  4. Grow sages native to the Western Hemisphere. Although hummingbirds will take advantage of many kinds of tubular flowering plants, these tiny birds are native to the Western Hemisphere and prefer flowering plants native to their half of the world.
  5. Select Salvia companion plants. Hummingbirds appreciate a variety of favorite tubular-flowered plants.
  6. Plant hummingbird gardens near cover. Trees and bushes surrounding feeding areas provide protection from predators and chilly, rainy weather.
  7. Don't use pesticides. Insects provide protein for hummingbirds, so don't kill these food sources.
  8. Provide water. Hummingbirds frolic in misters and shallow birdbaths.
  9. Supplement plantings with feeder tubes. Change the sugar water every few days and don't add food coloring. Keep the feeders clean, but don't scrub them with soaps or detergents. Here is more feeder care information.
  10. Read more. Our Everything Salvias Blog offers a number of articles about hummingbirds.
Hey, got any greens?

If you live in suburbs or rural areas where deer plunder gardens, Salvias (sages) can be part of your plan for discouraging these hungry visitors. Here are some tips.


  1. Mask smells that deer like with aromatic sages. Deer and other members of the Cervidae family, such as elk, mostly leave Salvias alone. One theory is that they don't like the fragrance or taste of sage chemicals. Strategically planting sages near vegetable gardens or fruit trees -- elixir to deer -- may prevent consumption.
  2. Grow hedges including Salvias. Prickly hedges, including hairy-leafed Salvias and exceptionally thorny roses, can discourage deer from entering your yard. They don't like the mouth-feel of those textures. Tall hedges also hide strawberry beds and other yummy plantings from view.
  3. Don't overplant one species. Grow a variety of Salvias in case local deer take an unexpected liking to one species of sage.

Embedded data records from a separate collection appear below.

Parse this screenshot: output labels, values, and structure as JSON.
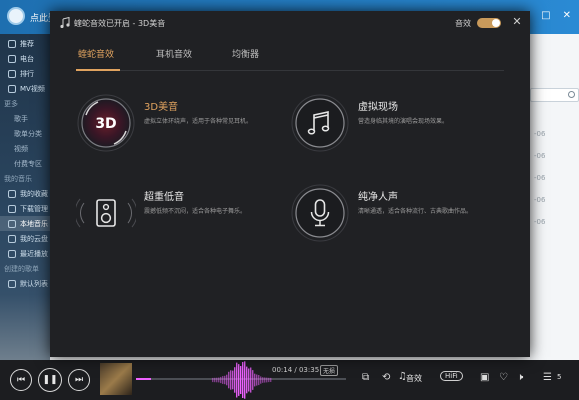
{
  "app": {
    "title": "点此登",
    "sidebar": {
      "items": [
        {
          "label": "推荐",
          "type": "item"
        },
        {
          "label": "电台",
          "type": "item"
        },
        {
          "label": "排行",
          "type": "item"
        },
        {
          "label": "MV视频",
          "type": "item"
        },
        {
          "label": "更多",
          "type": "section"
        },
        {
          "label": "歌手",
          "type": "sub"
        },
        {
          "label": "歌单分类",
          "type": "sub"
        },
        {
          "label": "视频",
          "type": "sub"
        },
        {
          "label": "付费专区",
          "type": "sub"
        },
        {
          "label": "我的音乐",
          "type": "section"
        },
        {
          "label": "我的收藏",
          "type": "item"
        },
        {
          "label": "下载管理",
          "type": "item"
        },
        {
          "label": "本地音乐",
          "type": "item",
          "active": true
        },
        {
          "label": "我的云盘",
          "type": "item"
        },
        {
          "label": "最近播放",
          "type": "item"
        },
        {
          "label": "创建的歌单",
          "type": "section"
        },
        {
          "label": "默认列表",
          "type": "item"
        }
      ]
    },
    "content_dates": [
      "-06",
      "-06",
      "-06",
      "-06",
      "-06"
    ]
  },
  "dialog": {
    "title": "蝰蛇音效已开启 - 3D美音",
    "sound_label": "音效",
    "sound_enabled": true,
    "tabs": [
      {
        "label": "蝰蛇音效",
        "active": true
      },
      {
        "label": "耳机音效",
        "active": false
      },
      {
        "label": "均衡器",
        "active": false
      }
    ],
    "effects": [
      {
        "name": "3D美音",
        "desc": "虚拟立体环绕声，适用于各种常见耳机。",
        "icon": "3d-icon",
        "icon_text": "3D",
        "active": true
      },
      {
        "name": "虚拟现场",
        "desc": "营造身临其境的演唱会现场效果。",
        "icon": "music-note-icon",
        "active": false
      },
      {
        "name": "超重低音",
        "desc": "震撼低频不沉闷，适合各种电子舞乐。",
        "icon": "speaker-icon",
        "active": false
      },
      {
        "name": "纯净人声",
        "desc": "清晰通透，适合各种流行、古典歌曲作品。",
        "icon": "microphone-icon",
        "active": false
      }
    ]
  },
  "player": {
    "time_current": "00:14",
    "time_total": "03:35",
    "time_text": "00:14 / 03:35",
    "quality": "无损",
    "progress": 0.07,
    "sound_fx_label": "音效",
    "hifi_label": "HiFi",
    "playlist_count": "5",
    "accent": "#ee62ff"
  },
  "colors": {
    "accent": "#e0a35f",
    "dialog_bg": "#202124",
    "topbar": "#2a8ad4"
  }
}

  4. Fence deer out. Install electric fences or 8-foot wood or metal fences around particularly vulnerable areas. Make sure electric fencing is turned on during the peak feeding seasons of early spring and late fall.
  5. Use motion-detection tools. Install outdoor lighting that is activated by movement.
  6. Let the dogs out. Deer are especially wary of large dogs.
  7. Surround and cover. Wrap tough plastic around the trunks of trees that have tasty bark and cover foliage with bird netting when trees and bushes are fruiting.
  8. Change yard ornaments periodically. Objects such as scarecrows, statuary and cordons of monofilament string with strips of shiny foil attached cause deer to shy away.
  9. Make safe choices. Research repellants you plan to use to make sure they aren't poisonous.
  10. Be flexible and ready to share a bit. There is no such thing as a completely deer-resistant garden.